"We do not torture," President George W. Bush said earlier this month as he defended the United States' anti-terrorism interrogation practices. Last week, CIA Chief Porter Goss echoed Bush's declaration, denying his agency tortures prisoners. But most Americans think otherwise. Further, most would be unwilling to sanction torture, even if it could potentially yield information about future terrorist attacks against the United States.
Has It Happened?
A CNN/USA Today/Gallup poll*, conducted Nov. 11-13, finds nearly three-quarters of Americans (74%) think that U.S. troops or government officials have tortured prisoners in Iraq and other countries.
Majorities of both Democrats and Republicans believe U.S. troops and government officials have tortured prisoners in Iraq and elsewhere. However, Democrats are more likely than Republicans to believe torture has taken place, 80% vs. 65%, respectively.
Majority Not Willing to Allow Torture
In October, responding to revelations of prisoner mistreatment in Iraq's Abu Ghraib prison and allegations of mistreatment at the U.S. detention center at Guantanamo Bay, the Senate passed a ban on the torture of prisoners in U.S. custody. Because some interrogation techniques would be restricted under the ban, the Bush administration is arguing for an exemption for CIA-held prisoners if preventing a terrorist attack is at risk.
The Nov. 11-13 survey asked Americans whether they would be willing to have the government torture suspected terrorists if they may know details about future terrorist attacks against the United States. Slightly more than one in three, 38%, say they would be willing to have U.S. officials torture suspected terrorists, while the majority (56%) say they would not be willing.

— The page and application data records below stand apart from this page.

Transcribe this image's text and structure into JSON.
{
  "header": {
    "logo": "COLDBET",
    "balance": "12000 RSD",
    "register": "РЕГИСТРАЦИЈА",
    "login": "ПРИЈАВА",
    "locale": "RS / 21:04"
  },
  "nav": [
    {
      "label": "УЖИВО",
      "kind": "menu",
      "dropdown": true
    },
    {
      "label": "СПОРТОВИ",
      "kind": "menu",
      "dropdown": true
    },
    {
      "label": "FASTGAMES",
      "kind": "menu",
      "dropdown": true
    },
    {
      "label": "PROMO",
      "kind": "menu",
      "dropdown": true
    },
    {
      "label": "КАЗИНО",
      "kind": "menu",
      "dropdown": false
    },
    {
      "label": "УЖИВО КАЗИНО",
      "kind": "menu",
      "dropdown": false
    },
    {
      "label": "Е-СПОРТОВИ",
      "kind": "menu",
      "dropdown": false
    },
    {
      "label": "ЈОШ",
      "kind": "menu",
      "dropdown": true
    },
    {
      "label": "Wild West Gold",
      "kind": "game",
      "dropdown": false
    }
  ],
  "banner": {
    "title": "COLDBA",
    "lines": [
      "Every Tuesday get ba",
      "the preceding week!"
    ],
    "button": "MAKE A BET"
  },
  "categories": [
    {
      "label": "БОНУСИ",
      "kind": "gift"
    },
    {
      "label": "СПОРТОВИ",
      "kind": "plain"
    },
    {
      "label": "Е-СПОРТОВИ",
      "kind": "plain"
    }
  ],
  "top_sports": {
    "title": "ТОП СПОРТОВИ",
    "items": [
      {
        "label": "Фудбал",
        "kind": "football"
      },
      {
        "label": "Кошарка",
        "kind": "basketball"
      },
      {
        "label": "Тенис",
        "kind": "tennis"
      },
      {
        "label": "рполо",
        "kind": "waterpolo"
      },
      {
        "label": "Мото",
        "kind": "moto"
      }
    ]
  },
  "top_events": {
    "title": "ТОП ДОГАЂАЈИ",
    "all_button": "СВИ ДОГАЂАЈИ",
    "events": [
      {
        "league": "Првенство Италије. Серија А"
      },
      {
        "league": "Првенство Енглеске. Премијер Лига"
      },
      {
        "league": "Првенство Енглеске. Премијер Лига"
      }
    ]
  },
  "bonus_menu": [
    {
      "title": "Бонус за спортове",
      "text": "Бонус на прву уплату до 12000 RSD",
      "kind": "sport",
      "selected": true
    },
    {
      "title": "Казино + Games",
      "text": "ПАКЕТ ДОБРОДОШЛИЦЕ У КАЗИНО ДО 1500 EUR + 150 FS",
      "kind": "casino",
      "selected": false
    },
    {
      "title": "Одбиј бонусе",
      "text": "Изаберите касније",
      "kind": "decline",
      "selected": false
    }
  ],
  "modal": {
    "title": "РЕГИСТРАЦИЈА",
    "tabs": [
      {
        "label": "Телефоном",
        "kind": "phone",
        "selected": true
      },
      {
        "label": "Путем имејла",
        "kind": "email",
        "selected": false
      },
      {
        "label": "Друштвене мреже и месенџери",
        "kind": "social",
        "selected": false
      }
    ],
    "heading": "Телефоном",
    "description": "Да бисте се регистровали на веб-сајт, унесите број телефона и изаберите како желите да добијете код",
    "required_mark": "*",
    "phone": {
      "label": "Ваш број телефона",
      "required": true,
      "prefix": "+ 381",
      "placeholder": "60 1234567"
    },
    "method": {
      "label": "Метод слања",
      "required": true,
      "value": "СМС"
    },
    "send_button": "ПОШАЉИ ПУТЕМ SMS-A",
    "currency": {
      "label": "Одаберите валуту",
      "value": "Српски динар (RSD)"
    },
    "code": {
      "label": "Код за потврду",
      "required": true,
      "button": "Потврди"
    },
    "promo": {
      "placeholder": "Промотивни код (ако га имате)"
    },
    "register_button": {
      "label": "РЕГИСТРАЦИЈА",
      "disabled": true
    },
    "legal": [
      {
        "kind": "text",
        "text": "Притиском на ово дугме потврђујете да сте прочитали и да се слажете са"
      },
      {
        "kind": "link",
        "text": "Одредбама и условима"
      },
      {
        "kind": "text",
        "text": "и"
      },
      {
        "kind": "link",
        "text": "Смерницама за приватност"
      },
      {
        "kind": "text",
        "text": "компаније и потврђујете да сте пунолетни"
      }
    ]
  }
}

Again, there is a schism along party lines. Just 27% of Democrats say they would be willing to have the government torture suspected terrorists if there's reason to believe they have information about future attacks, compared with slightly more than half of Republicans (51%).
*These results are based on telephone interviews with randomly selected national samples of 491 and 515 adults, aged 18 and older, conducted Nov. 11-13, 2005. For results based on this sample, one can say with 95% confidence that the maximum error attributable to sampling and other random effects is ±5 percentage points. In addition to sampling error, question wording and practical difficulties in conducting surveys can introduce error or bias into the findings of public opinion polls.